Without the images, write out the whole listing exactly.

────────────────────

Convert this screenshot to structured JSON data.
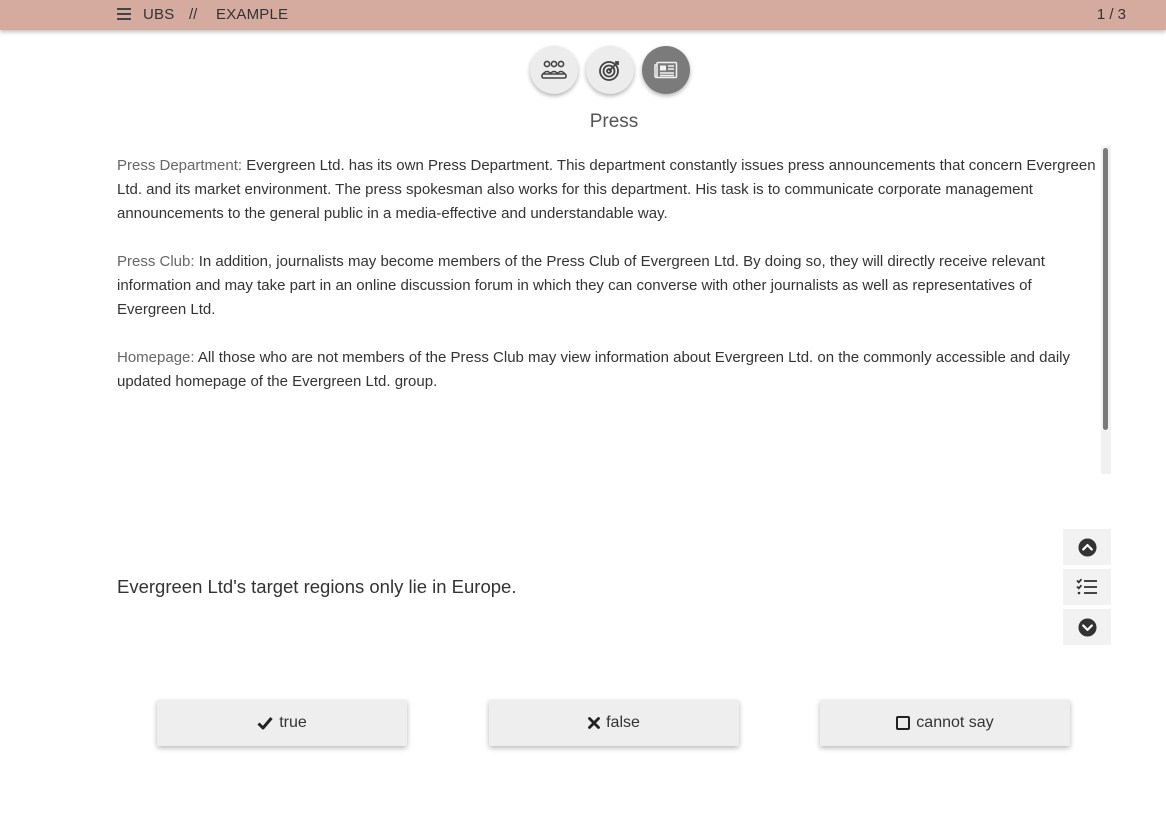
{
  "header": {
    "brand": "UBS",
    "separator": "//",
    "crumb": "EXAMPLE",
    "pager": "1 / 3"
  },
  "tabs": [
    {
      "icon": "team-icon"
    },
    {
      "icon": "target-icon"
    },
    {
      "icon": "newspaper-icon",
      "active": true
    }
  ],
  "section": {
    "title": "Press",
    "paragraphs": [
      {
        "term": "Press Department:",
        "text": " Evergreen Ltd. has its own Press Department. This department constantly issues press announcements that concern Evergreen Ltd. and its market environment. The press spokesman also works for this department. His task is to communicate corporate management announcements to the general public in a media-effective and understandable way."
      },
      {
        "term": "Press Club:",
        "text": " In addition, journalists may become members of the Press Club of Evergreen Ltd. By doing so, they will directly receive relevant information and may take part in an online discussion forum in which they can converse with other journalists as well as representatives of Evergreen Ltd."
      },
      {
        "term": "Homepage:",
        "text": " All those who are not members of the Press Club may view information about Evergreen Ltd. on the commonly accessible and daily updated homepage of the Evergreen Ltd. group."
      }
    ]
  },
  "question": {
    "statement": "Evergreen Ltd's target regions only lie in Europe."
  },
  "nav": {
    "up_icon": "chevron-circle-up-icon",
    "list_icon": "checklist-icon",
    "down_icon": "chevron-circle-down-icon"
  },
  "answers": {
    "true_label": "true",
    "false_label": "false",
    "cannot_label": "cannot say"
  },
  "colors": {
    "header_bg": "#d6ab9f",
    "active_tab": "#7b7b7b",
    "button_bg": "#eeeeee"
  }
}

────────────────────

# Written solution:
Convert this screenshot to structured JSON data.
{
  "header": {
    "brand": "UBS",
    "separator": "//",
    "crumb": "EXAMPLE",
    "pager": "1 / 3"
  },
  "tabs": [
    {
      "icon": "team-icon"
    },
    {
      "icon": "target-icon"
    },
    {
      "icon": "newspaper-icon",
      "active": true
    }
  ],
  "section": {
    "title": "Press",
    "paragraphs": [
      {
        "term": "Press Department:",
        "text": " Evergreen Ltd. has its own Press Department. This department constantly issues press announcements that concern Evergreen Ltd. and its market environment. The press spokesman also works for this department. His task is to communicate corporate management announcements to the general public in a media-effective and understandable way."
      },
      {
        "term": "Press Club:",
        "text": " In addition, journalists may become members of the Press Club of Evergreen Ltd. By doing so, they will directly receive relevant information and may take part in an online discussion forum in which they can converse with other journalists as well as representatives of Evergreen Ltd."
      },
      {
        "term": "Homepage:",
        "text": " All those who are not members of the Press Club may view information about Evergreen Ltd. on the commonly accessible and daily updated homepage of the Evergreen Ltd. group."
      }
    ]
  },
  "question": {
    "statement": "Evergreen Ltd's target regions only lie in Europe."
  },
  "nav": {
    "up_icon": "chevron-circle-up-icon",
    "list_icon": "checklist-icon",
    "down_icon": "chevron-circle-down-icon"
  },
  "answers": {
    "true_label": "true",
    "false_label": "false",
    "cannot_label": "cannot say"
  },
  "colors": {
    "header_bg": "#d6ab9f",
    "active_tab": "#7b7b7b",
    "button_bg": "#eeeeee"
  }
}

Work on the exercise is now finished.